Mobile marketing – It’s too late to be early

Business can no longer afford to ignore the mobile movement. It is already too late to be early to this race; the best thing businesses can do at this point is hope to move fast enough to maintain market position. Marta Turek wrote a great article citing some of the statistics associated with mobile trends. Now that we all know the continued strength mobile usage is trending, there are several things that you should be doing right now to maintain your market position.

Development of mobile sites

Developing mobile websites can be done fairly cost effectively and should become a major focus of an online marketing strategy. After all, by 2014 the number of desktop searches will be eclipsed by the number of mobile searches.

Mobile marketing - Development of mobile sites

Mobile search is also used with a high degree of urgency; most mobile searches are focused around getting information when the computer is unavailable, when users are on the go and when the information needs to be accessed as quickly as possible. In fact, according to Google, 89% of mobile searches have an element of urgency. Mobile search also has a high degree of follow through. In the same Google mobile search study, 61% of respondents have called a business after conducting a mobile search, 59% visited the business, 58% looked for the business on the map or got directions and 50% of mobile searches lead directly to a purchase. It is also worth mentioning that local information searches saw the user take action shortly after looking up the local information; 88% of mobile searchers took action within a day of performing the local search. Mobile search is action oriented, timely, and an integral part of a multi-channel strategy.

Mobile advertising to local audiences

Mobile marketing -  Mobile Advertising to local audiencesFor those businesses that are concentrating their marketing on local markets, mobile is a critical part of that marketing mix. Mobile advertising can provide surgical–like targeting ensuring that your marketing message is reaching a highly targeted audience within you geographic service region. If you’re a pizza shop, dry cleaner, print shop or other highly competitive, convenience-based industry, there’s no point on spreading your advertising dollars to an audience on the other side of town who is less likely to actually visit your location.

One of the major intentions behind searching on a mobile device is to find a store location nearby; according to IAB data over 15% of searches on mobile devices are to find store locations. With mobile marketing, targeting an audience within a smaller geographic region is a great way to get better penetration into the market that truly matters and drive traffic to your location.

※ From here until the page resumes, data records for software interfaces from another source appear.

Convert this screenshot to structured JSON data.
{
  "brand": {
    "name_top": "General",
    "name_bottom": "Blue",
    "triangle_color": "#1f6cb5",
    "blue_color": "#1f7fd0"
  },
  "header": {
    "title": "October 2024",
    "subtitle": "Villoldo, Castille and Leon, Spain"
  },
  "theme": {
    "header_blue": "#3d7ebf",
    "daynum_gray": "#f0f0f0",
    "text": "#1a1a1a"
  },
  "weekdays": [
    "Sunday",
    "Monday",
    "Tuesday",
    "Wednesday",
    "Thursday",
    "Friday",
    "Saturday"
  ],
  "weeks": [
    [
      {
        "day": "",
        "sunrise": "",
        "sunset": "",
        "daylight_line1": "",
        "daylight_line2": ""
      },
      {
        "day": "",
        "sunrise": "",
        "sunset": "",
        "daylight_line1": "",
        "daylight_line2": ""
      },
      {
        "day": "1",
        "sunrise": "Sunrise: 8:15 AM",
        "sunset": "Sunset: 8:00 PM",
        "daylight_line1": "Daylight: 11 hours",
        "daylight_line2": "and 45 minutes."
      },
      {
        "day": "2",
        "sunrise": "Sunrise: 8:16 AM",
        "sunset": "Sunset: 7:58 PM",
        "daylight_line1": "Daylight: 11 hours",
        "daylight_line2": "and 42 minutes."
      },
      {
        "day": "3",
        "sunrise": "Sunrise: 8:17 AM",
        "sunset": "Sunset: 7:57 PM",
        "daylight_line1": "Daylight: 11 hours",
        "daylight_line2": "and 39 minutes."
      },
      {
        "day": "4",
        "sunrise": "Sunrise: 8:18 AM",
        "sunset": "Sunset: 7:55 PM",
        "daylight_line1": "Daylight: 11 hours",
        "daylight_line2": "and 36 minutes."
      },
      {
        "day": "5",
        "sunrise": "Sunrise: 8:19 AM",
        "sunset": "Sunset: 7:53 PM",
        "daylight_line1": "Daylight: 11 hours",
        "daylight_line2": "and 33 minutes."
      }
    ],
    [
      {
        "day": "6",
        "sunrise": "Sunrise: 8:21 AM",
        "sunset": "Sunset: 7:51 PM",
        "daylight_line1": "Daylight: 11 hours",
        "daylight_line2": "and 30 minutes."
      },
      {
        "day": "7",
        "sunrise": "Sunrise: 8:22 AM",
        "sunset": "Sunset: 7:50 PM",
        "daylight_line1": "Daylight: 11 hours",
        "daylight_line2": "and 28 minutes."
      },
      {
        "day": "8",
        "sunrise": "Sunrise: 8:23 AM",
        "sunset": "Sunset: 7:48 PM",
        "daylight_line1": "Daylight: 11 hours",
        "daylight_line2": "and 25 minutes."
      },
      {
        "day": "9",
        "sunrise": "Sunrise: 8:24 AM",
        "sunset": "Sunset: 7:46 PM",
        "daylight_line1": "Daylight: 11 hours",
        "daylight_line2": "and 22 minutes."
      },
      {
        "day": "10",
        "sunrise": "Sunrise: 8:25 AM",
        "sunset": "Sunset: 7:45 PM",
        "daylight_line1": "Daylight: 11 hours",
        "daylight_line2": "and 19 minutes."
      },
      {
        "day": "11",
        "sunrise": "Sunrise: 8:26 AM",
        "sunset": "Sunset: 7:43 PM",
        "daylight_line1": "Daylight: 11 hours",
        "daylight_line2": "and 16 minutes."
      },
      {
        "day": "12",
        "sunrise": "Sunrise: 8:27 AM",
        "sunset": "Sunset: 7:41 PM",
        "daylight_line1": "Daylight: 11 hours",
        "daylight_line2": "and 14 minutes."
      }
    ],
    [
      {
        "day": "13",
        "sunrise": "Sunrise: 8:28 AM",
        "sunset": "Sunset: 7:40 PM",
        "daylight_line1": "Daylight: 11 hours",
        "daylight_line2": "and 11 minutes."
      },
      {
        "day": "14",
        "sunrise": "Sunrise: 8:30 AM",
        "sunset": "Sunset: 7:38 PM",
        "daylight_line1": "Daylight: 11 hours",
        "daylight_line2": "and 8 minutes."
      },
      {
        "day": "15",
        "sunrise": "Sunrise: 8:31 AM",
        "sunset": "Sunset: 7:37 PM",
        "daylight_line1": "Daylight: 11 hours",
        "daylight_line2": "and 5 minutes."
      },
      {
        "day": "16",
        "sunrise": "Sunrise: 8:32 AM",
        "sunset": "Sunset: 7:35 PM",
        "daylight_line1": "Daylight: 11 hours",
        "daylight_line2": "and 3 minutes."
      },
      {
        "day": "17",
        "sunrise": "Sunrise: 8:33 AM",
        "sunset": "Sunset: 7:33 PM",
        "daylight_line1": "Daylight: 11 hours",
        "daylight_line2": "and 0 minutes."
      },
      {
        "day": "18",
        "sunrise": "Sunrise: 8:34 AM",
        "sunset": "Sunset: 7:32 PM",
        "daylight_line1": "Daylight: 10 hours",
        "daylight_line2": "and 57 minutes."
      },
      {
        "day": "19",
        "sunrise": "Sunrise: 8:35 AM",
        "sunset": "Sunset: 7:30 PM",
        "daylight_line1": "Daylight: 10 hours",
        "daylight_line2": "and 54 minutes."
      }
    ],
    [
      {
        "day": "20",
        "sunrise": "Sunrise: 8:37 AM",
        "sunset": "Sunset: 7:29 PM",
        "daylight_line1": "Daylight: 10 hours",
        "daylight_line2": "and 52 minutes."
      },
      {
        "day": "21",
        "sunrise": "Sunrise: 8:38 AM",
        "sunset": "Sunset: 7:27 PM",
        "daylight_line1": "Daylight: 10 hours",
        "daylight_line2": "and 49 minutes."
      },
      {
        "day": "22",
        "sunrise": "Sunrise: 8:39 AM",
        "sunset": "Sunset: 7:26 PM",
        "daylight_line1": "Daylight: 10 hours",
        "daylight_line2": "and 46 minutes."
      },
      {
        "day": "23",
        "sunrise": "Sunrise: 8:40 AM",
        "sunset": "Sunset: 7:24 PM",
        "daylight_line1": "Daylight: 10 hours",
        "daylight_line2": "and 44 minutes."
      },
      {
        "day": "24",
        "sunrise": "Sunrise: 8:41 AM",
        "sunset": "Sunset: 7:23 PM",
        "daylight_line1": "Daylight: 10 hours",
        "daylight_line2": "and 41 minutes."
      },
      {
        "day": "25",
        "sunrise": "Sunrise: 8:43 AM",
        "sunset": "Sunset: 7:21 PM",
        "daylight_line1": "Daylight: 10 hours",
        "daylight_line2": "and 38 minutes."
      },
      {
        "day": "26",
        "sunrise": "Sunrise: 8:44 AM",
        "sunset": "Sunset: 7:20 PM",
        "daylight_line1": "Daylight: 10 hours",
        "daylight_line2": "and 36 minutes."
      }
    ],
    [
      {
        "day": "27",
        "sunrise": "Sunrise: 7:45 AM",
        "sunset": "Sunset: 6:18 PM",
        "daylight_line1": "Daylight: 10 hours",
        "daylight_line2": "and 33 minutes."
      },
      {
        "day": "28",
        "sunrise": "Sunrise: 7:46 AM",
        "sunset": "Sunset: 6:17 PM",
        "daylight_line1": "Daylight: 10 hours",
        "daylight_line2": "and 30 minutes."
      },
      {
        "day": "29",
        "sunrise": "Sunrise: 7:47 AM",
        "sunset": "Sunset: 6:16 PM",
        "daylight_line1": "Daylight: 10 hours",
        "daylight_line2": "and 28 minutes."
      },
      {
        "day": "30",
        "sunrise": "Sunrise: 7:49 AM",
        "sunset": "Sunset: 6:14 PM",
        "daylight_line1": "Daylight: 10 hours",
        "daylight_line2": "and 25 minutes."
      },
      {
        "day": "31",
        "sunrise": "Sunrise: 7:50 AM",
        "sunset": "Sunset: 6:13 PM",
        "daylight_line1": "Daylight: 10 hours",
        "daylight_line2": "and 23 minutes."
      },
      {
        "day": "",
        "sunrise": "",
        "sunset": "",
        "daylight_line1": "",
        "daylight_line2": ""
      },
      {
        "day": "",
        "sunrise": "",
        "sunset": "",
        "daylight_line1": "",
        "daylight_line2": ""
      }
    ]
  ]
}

With mobile advertising it is important to remember that mobile is only one part of a multichannel strategy and needs to be evaluated as such. Most purchase events will be conducted either in-store or on a desktop while mobile is leveraged for gathering information prior to that purchase event. The KPI’s for your mobile campaign need to reflect the nature of the mobile interaction and should be based more on micro conversions, social media engagement, phone calls, or leads rather than an e-commerce model.

Consider how people use their mobile devices

It is also important to consider when and how people are using their mobile devices. Keep in mind that tablet & mobile usage peaks between 6PM and 10PM versus peak desktop usage is between business hours 9AM – 5PM.

Mobile marketing -  Consider how people use their mobile devices

Mobile users are also consuming information in a manner that is quite different than a desktop user. Ensuring your mobile marketing message and desktop message are aligned is important, but tailor the message to the intention behind each device used and ensure your marketing assets are effective on those devices.

Integrating your mobile marketing messages with your other communication channels can be effectively done through a variety of quick win tactics:

  • Create search ads specifically for mobile devices and be sure to mention your relevant offline communications messages to maintain consistency. (Hint: Leverage bidding by distance to become more competitively positioned the closer a person comes to your location.)
  • Leverage multiple ad formats on search such as click-to-call to increase engagement from mobile users. Getting a phone call could be more valuable than driving a click to your site.
  • Add QR codes on your billboards, magazine ads, in-store point of sale ads (77% of mobile users have conducted a mobile search while in a store), and even your yellow pages listings. QR codes can send users to more information online and can give the customer the ability to look up detailed product information, promotions, enter contests, etc. without having to remember your website and promotion after they have seen hundreds of other ad messages between the store and their home.
  • Leverage short, easy to type URLs on marketing materials. Remember that people using mobile devices are prone to typos and the shorter and easier a URL is the more effective it will be.
  • Ensure your site is mobile optimized & using a mobile redirect.
  • Provide customer support via social media. Customers are using their mobile devices in-store or prior to making a purchasing decision and also tend to use social media applications on their smart phones, providing customer service via social media can be a great way to connect.
  • Provide in-store incentives for users to “check in” or “like the store” on platforms such as Facebook to leverage a little word of mouth advertising. Taking this strategy on step further leveraging sponsored stories with a Facebook advertising campaign can help to amplify this story even further.

Mobile marketing needs to play a much more significant factor in many organizations’ online marketing strategies and can offer a highly targeted, qualified market. Defining your mobile strategy and how that will inter-relate to your online and offline communications is key.